▶ Work required
All that is needed is each line of the entries holding the word "Education", copied as it stands.

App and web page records
####################

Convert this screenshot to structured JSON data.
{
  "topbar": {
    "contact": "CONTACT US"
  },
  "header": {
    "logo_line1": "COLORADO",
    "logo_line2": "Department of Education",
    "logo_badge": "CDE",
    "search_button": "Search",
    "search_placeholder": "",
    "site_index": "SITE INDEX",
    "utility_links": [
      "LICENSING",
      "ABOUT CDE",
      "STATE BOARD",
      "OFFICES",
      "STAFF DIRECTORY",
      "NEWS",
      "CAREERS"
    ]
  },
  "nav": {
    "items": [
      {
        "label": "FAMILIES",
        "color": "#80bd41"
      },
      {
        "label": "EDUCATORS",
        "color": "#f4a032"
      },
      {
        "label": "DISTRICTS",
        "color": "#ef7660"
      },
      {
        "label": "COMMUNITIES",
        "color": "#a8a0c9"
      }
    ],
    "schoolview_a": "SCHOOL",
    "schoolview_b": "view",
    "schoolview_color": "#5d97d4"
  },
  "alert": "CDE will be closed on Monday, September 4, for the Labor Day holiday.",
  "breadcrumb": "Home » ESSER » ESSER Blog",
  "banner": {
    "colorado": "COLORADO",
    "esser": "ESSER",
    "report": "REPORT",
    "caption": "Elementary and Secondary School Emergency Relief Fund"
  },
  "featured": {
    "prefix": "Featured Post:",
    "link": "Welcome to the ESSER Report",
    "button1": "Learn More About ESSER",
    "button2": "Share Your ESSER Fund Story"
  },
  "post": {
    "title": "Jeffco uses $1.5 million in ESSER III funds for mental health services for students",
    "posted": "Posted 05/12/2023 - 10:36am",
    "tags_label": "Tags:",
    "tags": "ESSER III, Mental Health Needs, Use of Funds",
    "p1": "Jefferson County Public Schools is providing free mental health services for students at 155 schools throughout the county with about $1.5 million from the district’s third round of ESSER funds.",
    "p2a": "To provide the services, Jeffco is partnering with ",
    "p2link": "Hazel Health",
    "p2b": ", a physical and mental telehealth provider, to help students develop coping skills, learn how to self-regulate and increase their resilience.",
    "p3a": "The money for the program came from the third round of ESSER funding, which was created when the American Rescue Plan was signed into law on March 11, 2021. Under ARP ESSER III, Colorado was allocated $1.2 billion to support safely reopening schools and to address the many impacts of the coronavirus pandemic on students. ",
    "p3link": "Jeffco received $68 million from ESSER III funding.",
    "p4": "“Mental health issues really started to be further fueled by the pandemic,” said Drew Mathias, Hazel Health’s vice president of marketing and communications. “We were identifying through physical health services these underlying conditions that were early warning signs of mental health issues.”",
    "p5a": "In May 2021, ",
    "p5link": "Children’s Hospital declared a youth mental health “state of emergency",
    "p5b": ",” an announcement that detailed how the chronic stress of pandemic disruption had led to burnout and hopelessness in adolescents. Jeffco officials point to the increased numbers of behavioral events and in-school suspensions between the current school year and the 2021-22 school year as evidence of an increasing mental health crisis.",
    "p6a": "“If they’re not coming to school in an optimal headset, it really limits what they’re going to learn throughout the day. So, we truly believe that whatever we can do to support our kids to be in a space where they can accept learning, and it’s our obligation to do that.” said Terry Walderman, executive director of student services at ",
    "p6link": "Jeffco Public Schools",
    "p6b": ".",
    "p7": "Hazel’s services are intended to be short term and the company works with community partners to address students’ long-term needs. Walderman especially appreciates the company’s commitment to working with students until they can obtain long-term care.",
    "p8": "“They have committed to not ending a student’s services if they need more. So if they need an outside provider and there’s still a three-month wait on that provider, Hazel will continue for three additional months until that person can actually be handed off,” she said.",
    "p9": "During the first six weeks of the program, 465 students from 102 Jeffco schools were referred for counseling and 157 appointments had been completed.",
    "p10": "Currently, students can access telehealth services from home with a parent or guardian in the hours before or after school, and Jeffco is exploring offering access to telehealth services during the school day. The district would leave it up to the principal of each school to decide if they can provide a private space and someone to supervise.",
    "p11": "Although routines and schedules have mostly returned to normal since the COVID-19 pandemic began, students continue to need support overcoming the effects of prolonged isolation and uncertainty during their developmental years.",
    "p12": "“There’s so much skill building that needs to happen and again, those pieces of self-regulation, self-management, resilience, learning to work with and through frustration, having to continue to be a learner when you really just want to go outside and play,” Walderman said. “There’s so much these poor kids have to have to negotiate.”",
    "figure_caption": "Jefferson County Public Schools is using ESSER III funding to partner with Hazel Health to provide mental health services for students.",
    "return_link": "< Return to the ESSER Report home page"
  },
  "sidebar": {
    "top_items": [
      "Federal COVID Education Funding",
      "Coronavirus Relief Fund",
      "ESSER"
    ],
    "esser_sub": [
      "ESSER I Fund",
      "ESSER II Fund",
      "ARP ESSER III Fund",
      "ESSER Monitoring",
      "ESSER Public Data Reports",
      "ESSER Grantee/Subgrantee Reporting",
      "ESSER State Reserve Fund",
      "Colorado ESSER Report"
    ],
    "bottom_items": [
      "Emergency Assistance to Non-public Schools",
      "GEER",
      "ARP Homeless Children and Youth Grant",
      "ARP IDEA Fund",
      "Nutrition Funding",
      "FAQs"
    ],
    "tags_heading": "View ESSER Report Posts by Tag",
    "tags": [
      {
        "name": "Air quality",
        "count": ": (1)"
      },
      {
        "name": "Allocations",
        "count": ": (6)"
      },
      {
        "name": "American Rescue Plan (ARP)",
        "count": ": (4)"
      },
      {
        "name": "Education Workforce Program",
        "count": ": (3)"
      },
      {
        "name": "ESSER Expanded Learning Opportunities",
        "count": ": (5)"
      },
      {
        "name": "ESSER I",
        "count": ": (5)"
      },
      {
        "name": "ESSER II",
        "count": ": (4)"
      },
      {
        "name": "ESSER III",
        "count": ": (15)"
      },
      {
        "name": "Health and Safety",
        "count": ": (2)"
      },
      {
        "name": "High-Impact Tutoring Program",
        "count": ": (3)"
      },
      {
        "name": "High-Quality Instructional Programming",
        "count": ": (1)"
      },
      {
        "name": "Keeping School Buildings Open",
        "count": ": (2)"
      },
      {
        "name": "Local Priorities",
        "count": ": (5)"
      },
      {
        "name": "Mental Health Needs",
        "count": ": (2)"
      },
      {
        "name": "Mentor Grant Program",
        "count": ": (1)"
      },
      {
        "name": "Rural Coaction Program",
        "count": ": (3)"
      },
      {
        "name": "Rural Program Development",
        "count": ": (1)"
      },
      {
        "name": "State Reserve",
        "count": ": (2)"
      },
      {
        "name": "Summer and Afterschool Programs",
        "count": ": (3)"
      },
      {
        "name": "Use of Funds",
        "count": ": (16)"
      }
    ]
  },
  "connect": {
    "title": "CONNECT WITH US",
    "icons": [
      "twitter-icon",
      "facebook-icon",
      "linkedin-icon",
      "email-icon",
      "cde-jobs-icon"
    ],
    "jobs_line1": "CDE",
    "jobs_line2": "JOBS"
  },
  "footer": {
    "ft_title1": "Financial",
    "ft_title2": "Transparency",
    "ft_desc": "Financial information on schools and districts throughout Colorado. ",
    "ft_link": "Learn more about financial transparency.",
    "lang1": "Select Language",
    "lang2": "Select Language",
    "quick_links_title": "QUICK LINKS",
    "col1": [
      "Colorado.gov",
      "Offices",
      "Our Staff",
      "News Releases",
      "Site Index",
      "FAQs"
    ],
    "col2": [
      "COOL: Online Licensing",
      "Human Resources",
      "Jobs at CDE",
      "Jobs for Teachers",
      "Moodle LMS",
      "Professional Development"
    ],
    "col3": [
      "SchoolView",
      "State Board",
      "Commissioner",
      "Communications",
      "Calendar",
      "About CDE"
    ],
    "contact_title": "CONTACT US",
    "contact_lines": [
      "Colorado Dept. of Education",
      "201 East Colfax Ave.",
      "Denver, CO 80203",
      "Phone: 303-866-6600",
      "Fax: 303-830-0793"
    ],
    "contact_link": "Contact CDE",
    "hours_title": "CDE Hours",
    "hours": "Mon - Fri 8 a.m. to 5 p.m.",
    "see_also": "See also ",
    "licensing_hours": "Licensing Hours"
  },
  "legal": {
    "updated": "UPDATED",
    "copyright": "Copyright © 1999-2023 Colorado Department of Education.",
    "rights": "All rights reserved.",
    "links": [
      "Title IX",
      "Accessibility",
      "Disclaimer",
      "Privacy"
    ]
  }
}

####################

▶ Output for this task
    "logo_line2": "Department of Education",
      "Federal COVID Education Funding",
        "name": "Education Workforce Program",
      "Colorado Dept. of Education",
    "copyright": "Copyright © 1999-2023 Colorado Department of Education.",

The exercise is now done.